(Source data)
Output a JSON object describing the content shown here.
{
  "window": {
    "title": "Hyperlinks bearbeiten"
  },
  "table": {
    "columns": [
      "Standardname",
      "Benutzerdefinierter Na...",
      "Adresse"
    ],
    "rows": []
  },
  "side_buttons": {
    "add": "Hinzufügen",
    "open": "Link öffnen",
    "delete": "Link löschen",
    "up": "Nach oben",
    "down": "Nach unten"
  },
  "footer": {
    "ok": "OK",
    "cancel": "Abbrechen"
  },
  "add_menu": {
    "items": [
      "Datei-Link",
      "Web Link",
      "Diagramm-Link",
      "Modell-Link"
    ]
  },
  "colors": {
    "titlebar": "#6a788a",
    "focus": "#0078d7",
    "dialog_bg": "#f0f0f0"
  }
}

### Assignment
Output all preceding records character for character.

### Your response
Output a JSON object describing the content shown here.
{
  "window": {
    "title": "Hyperlinks bearbeiten"
  },
  "table": {
    "columns": [
      "Standardname",
      "Benutzerdefinierter Na...",
      "Adresse"
    ],
    "rows": []
  },
  "side_buttons": {
    "add": "Hinzufügen",
    "open": "Link öffnen",
    "delete": "Link löschen",
    "up": "Nach oben",
    "down": "Nach unten"
  },
  "footer": {
    "ok": "OK",
    "cancel": "Abbrechen"
  },
  "add_menu": {
    "items": [
      "Datei-Link",
      "Web Link",
      "Diagramm-Link",
      "Modell-Link"
    ]
  },
  "colors": {
    "titlebar": "#6a788a",
    "focus": "#0078d7",
    "dialog_bg": "#f0f0f0"
  }
}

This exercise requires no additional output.